> Your assignment
Give the entries again exactly, without pictures.

> Information supplied
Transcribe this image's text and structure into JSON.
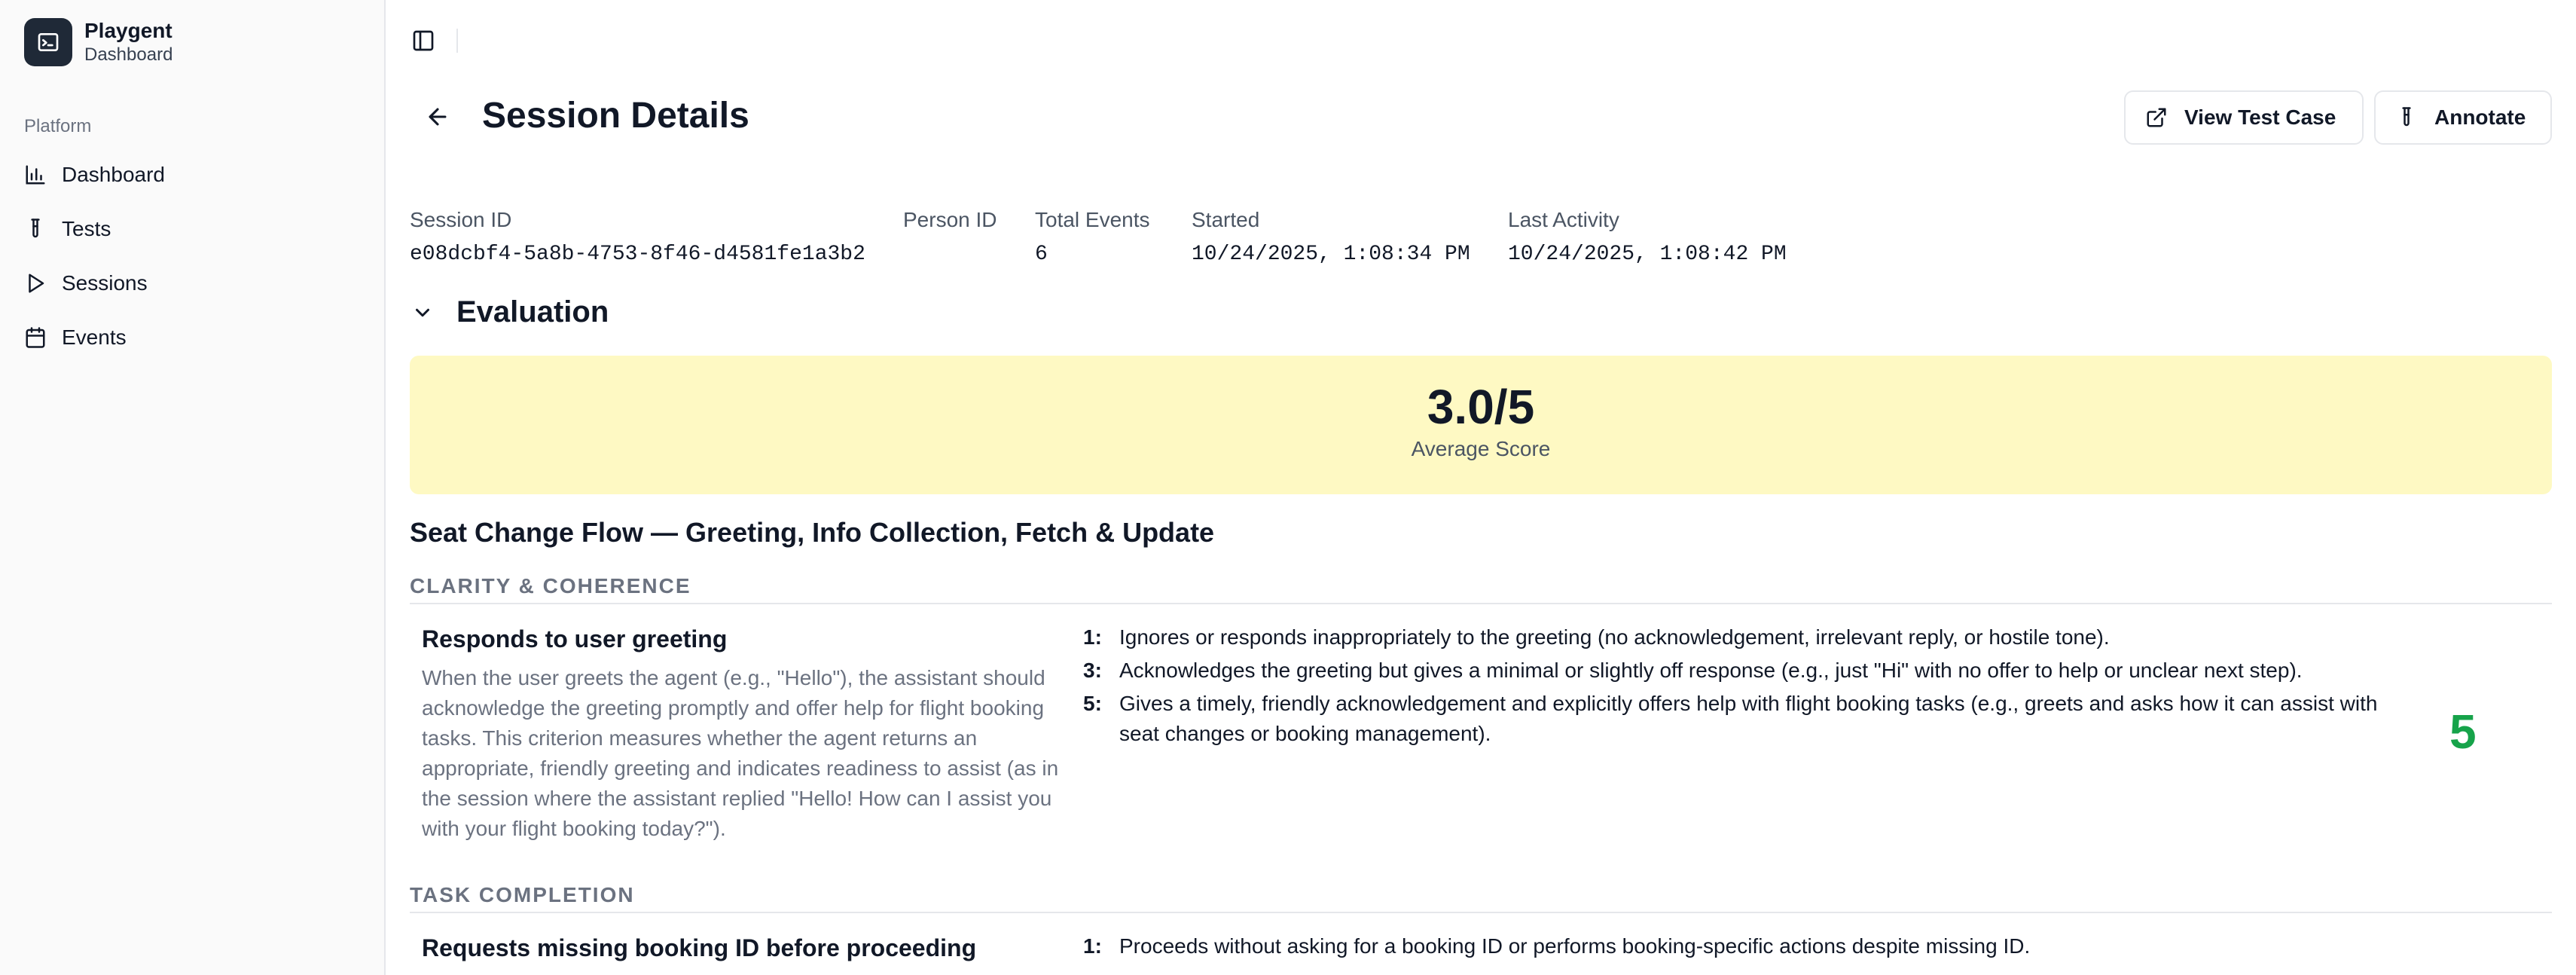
{
  "brand": {
    "name": "Playgent",
    "subtitle": "Dashboard",
    "icon": "terminal-icon"
  },
  "sidebar": {
    "group_label": "Platform",
    "items": [
      {
        "label": "Dashboard",
        "icon": "bar-chart-icon"
      },
      {
        "label": "Tests",
        "icon": "test-tube-icon"
      },
      {
        "label": "Sessions",
        "icon": "play-icon"
      },
      {
        "label": "Events",
        "icon": "calendar-icon"
      }
    ]
  },
  "header": {
    "title": "Session Details",
    "view_test_case_label": "View Test Case",
    "annotate_label": "Annotate"
  },
  "meta": {
    "session_id_label": "Session ID",
    "session_id": "e08dcbf4-5a8b-4753-8f46-d4581fe1a3b2",
    "person_id_label": "Person ID",
    "person_id": "",
    "total_events_label": "Total Events",
    "total_events": "6",
    "started_label": "Started",
    "started": "10/24/2025, 1:08:34 PM",
    "last_activity_label": "Last Activity",
    "last_activity": "10/24/2025, 1:08:42 PM"
  },
  "evaluation": {
    "title": "Evaluation",
    "average_score": "3.0/5",
    "average_label": "Average Score",
    "average_score_numeric": 3.0,
    "score_card_color": "#fef9c3",
    "flow_title": "Seat Change Flow — Greeting, Info Collection, Fetch & Update",
    "sections": [
      {
        "heading": "CLARITY & COHERENCE",
        "criterion": "Responds to user greeting",
        "description": "When the user greets the agent (e.g., \"Hello\"), the assistant should acknowledge the greeting promptly and offer help for flight booking tasks. This criterion measures whether the agent returns an appropriate, friendly greeting and indicates readiness to assist (as in the session where the assistant replied \"Hello! How can I assist you with your flight booking today?\").",
        "rubric": [
          {
            "num": "1:",
            "text": "Ignores or responds inappropriately to the greeting (no acknowledgement, irrelevant reply, or hostile tone)."
          },
          {
            "num": "3:",
            "text": "Acknowledges the greeting but gives a minimal or slightly off response (e.g., just \"Hi\" with no offer to help or unclear next step)."
          },
          {
            "num": "5:",
            "text": "Gives a timely, friendly acknowledgement and explicitly offers help with flight booking tasks (e.g., greets and asks how it can assist with seat changes or booking management)."
          }
        ],
        "score": "5",
        "score_color": "#16a34a"
      },
      {
        "heading": "TASK COMPLETION",
        "criterion": "Requests missing booking ID before proceeding",
        "rubric": [
          {
            "num": "1:",
            "text": "Proceeds without asking for a booking ID or performs booking-specific actions despite missing ID."
          }
        ]
      }
    ]
  }
}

> Written response
Transcribe this image's text and structure into JSON.
{
  "brand": {
    "name": "Playgent",
    "subtitle": "Dashboard",
    "icon": "terminal-icon"
  },
  "sidebar": {
    "group_label": "Platform",
    "items": [
      {
        "label": "Dashboard",
        "icon": "bar-chart-icon"
      },
      {
        "label": "Tests",
        "icon": "test-tube-icon"
      },
      {
        "label": "Sessions",
        "icon": "play-icon"
      },
      {
        "label": "Events",
        "icon": "calendar-icon"
      }
    ]
  },
  "header": {
    "title": "Session Details",
    "view_test_case_label": "View Test Case",
    "annotate_label": "Annotate"
  },
  "meta": {
    "session_id_label": "Session ID",
    "session_id": "e08dcbf4-5a8b-4753-8f46-d4581fe1a3b2",
    "person_id_label": "Person ID",
    "person_id": "",
    "total_events_label": "Total Events",
    "total_events": "6",
    "started_label": "Started",
    "started": "10/24/2025, 1:08:34 PM",
    "last_activity_label": "Last Activity",
    "last_activity": "10/24/2025, 1:08:42 PM"
  },
  "evaluation": {
    "title": "Evaluation",
    "average_score": "3.0/5",
    "average_label": "Average Score",
    "average_score_numeric": 3.0,
    "score_card_color": "#fef9c3",
    "flow_title": "Seat Change Flow — Greeting, Info Collection, Fetch & Update",
    "sections": [
      {
        "heading": "CLARITY & COHERENCE",
        "criterion": "Responds to user greeting",
        "description": "When the user greets the agent (e.g., \"Hello\"), the assistant should acknowledge the greeting promptly and offer help for flight booking tasks. This criterion measures whether the agent returns an appropriate, friendly greeting and indicates readiness to assist (as in the session where the assistant replied \"Hello! How can I assist you with your flight booking today?\").",
        "rubric": [
          {
            "num": "1:",
            "text": "Ignores or responds inappropriately to the greeting (no acknowledgement, irrelevant reply, or hostile tone)."
          },
          {
            "num": "3:",
            "text": "Acknowledges the greeting but gives a minimal or slightly off response (e.g., just \"Hi\" with no offer to help or unclear next step)."
          },
          {
            "num": "5:",
            "text": "Gives a timely, friendly acknowledgement and explicitly offers help with flight booking tasks (e.g., greets and asks how it can assist with seat changes or booking management)."
          }
        ],
        "score": "5",
        "score_color": "#16a34a"
      },
      {
        "heading": "TASK COMPLETION",
        "criterion": "Requests missing booking ID before proceeding",
        "rubric": [
          {
            "num": "1:",
            "text": "Proceeds without asking for a booking ID or performs booking-specific actions despite missing ID."
          }
        ]
      }
    ]
  }
}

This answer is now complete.